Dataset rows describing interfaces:
================
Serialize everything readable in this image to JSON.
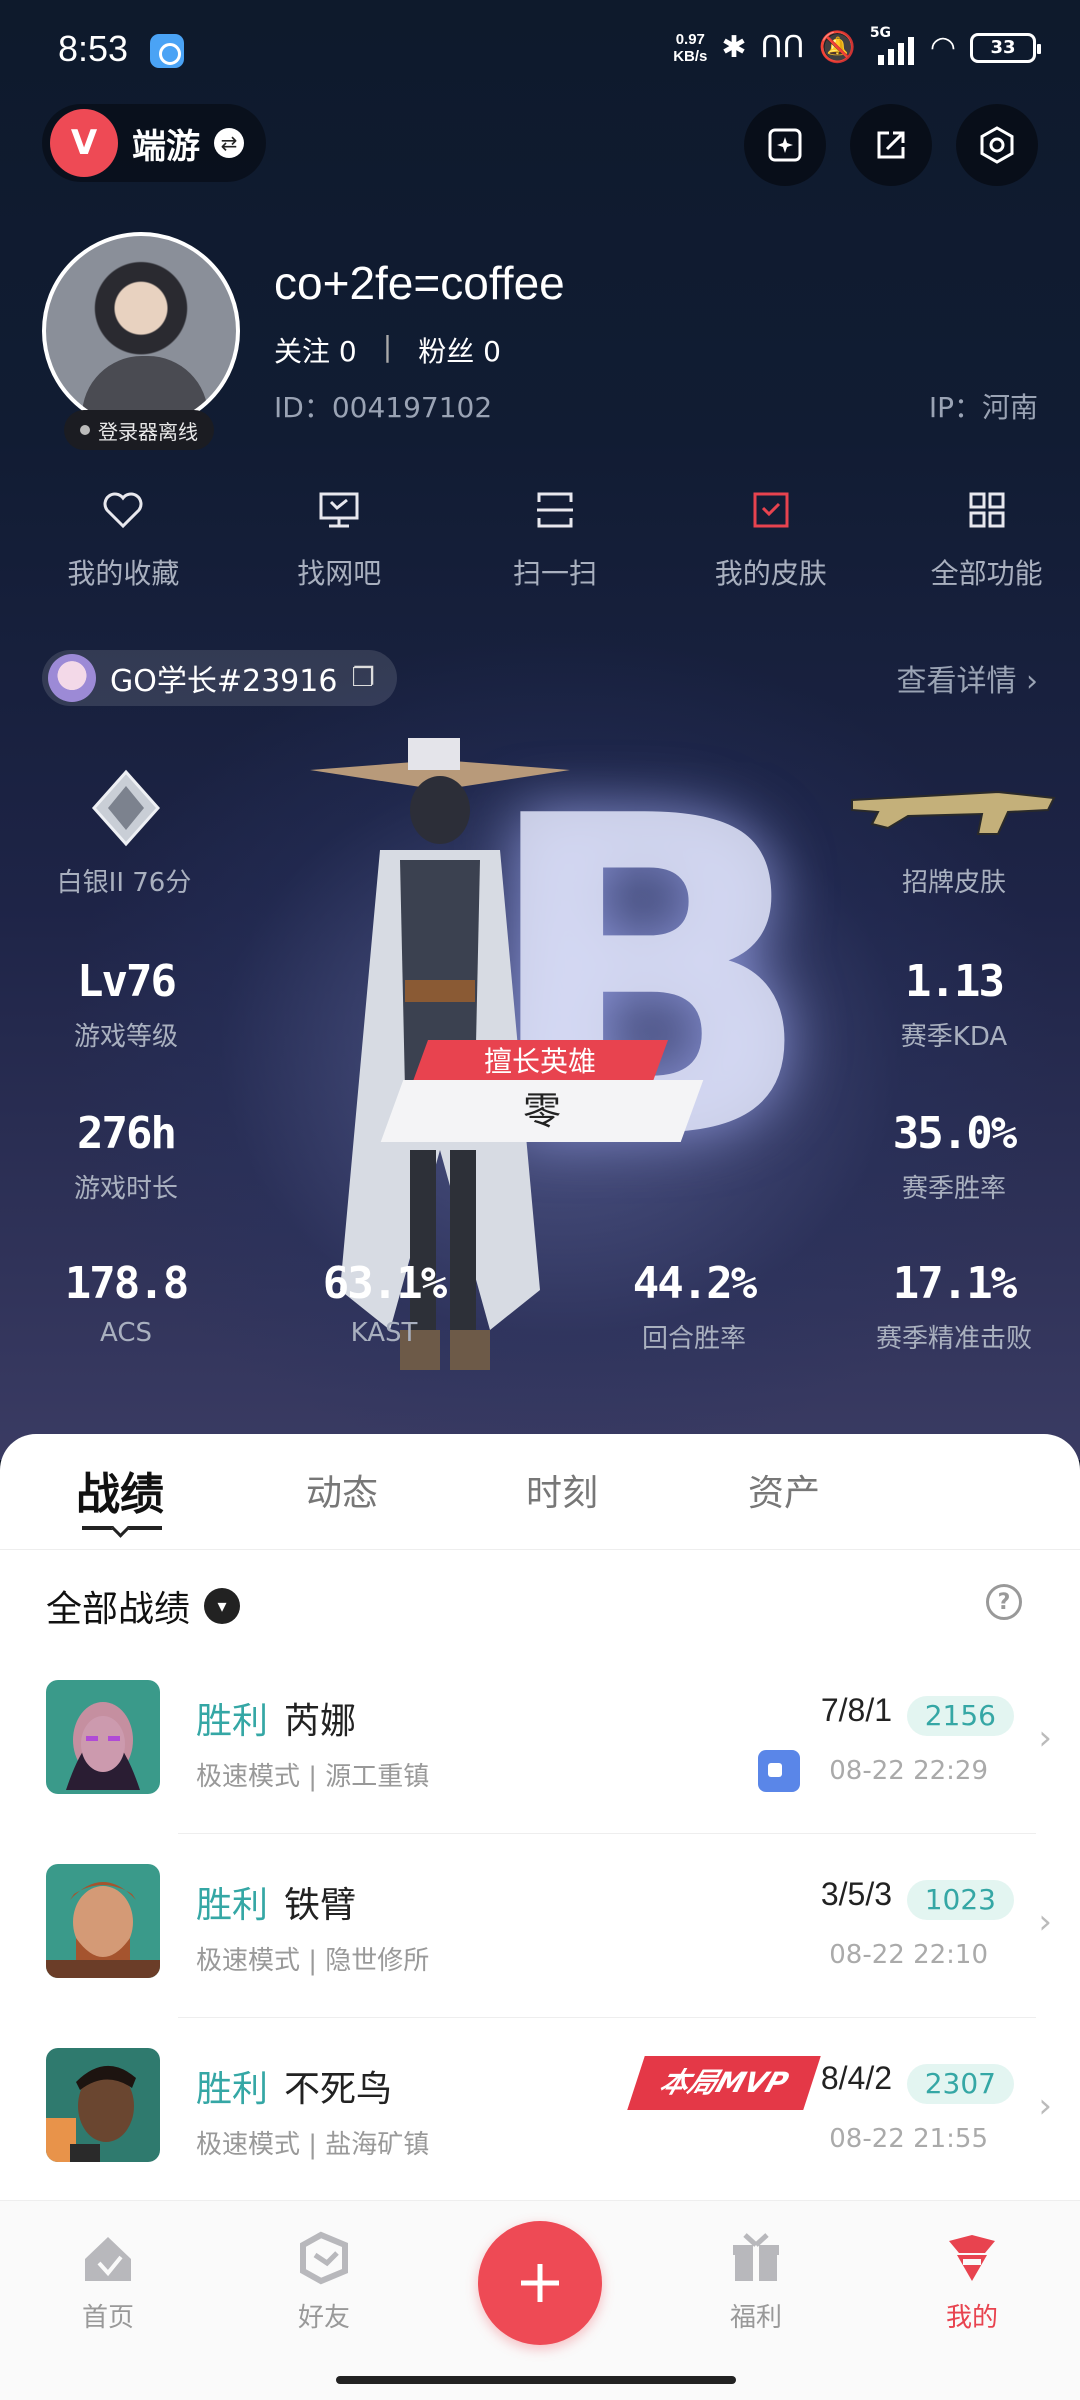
{
  "status": {
    "time": "8:53",
    "speed_value": "0.97",
    "speed_unit": "KB/s",
    "network": "5G",
    "battery": "33"
  },
  "header": {
    "game_name": "端游",
    "game_logo": "V"
  },
  "profile": {
    "username": "co+2fe=coffee",
    "follow_label": "关注",
    "follow_count": "0",
    "fans_label": "粉丝",
    "fans_count": "0",
    "id_label": "ID：004197102",
    "ip_label": "IP：河南",
    "offline_badge": "登录器离线"
  },
  "quick_actions": [
    {
      "label": "我的收藏",
      "icon": "heart-icon"
    },
    {
      "label": "找网吧",
      "icon": "monitor-icon"
    },
    {
      "label": "扫一扫",
      "icon": "scan-icon"
    },
    {
      "label": "我的皮肤",
      "icon": "skin-icon"
    },
    {
      "label": "全部功能",
      "icon": "grid-icon"
    }
  ],
  "account": {
    "riot_id": "GO学长#23916",
    "view_detail": "查看详情 ›"
  },
  "stats": {
    "rank_letter": "B",
    "rank": "白银II 76分",
    "skin_label": "招牌皮肤",
    "level_value": "Lv76",
    "level_label": "游戏等级",
    "kda_value": "1.13",
    "kda_label": "赛季KDA",
    "hours_value": "276h",
    "hours_label": "游戏时长",
    "winrate_value": "35.0%",
    "winrate_label": "赛季胜率",
    "acs_value": "178.8",
    "acs_label": "ACS",
    "kast_value": "63.1%",
    "kast_label": "KAST",
    "round_winrate_value": "44.2%",
    "round_winrate_label": "回合胜率",
    "headshot_value": "17.1%",
    "headshot_label": "赛季精准击败",
    "best_agent_tag": "擅长英雄",
    "best_agent": "零"
  },
  "tabs": [
    "战绩",
    "动态",
    "时刻",
    "资产"
  ],
  "filter": {
    "label": "全部战绩"
  },
  "matches": [
    {
      "result": "胜利",
      "agent": "芮娜",
      "mode": "极速模式 | 源工重镇",
      "kda": "7/8/1",
      "score": "2156",
      "time": "08-22 22:29",
      "avatar_color": "#5b3a70",
      "has_video": true,
      "mvp": ""
    },
    {
      "result": "胜利",
      "agent": "铁臂",
      "mode": "极速模式 | 隐世修所",
      "kda": "3/5/3",
      "score": "1023",
      "time": "08-22 22:10",
      "avatar_color": "#a5542e",
      "has_video": false,
      "mvp": ""
    },
    {
      "result": "胜利",
      "agent": "不死鸟",
      "mode": "极速模式 | 盐海矿镇",
      "kda": "8/4/2",
      "score": "2307",
      "time": "08-22 21:55",
      "avatar_color": "#3d8c7e",
      "has_video": false,
      "mvp": "本局MVP"
    }
  ],
  "bottom_nav": [
    {
      "label": "首页",
      "icon": "home-icon"
    },
    {
      "label": "好友",
      "icon": "friends-icon"
    },
    {
      "label": "福利",
      "icon": "gift-icon"
    },
    {
      "label": "我的",
      "icon": "profile-icon"
    }
  ],
  "colors": {
    "accent": "#ee4a55",
    "win": "#35a7a5"
  }
}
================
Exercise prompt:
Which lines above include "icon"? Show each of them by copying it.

Result for this exercise:
      "icon": "heart-icon"
      "icon": "monitor-icon"
      "icon": "scan-icon"
      "icon": "skin-icon"
      "icon": "grid-icon"
      "icon": "home-icon"
      "icon": "friends-icon"
      "icon": "gift-icon"
      "icon": "profile-icon"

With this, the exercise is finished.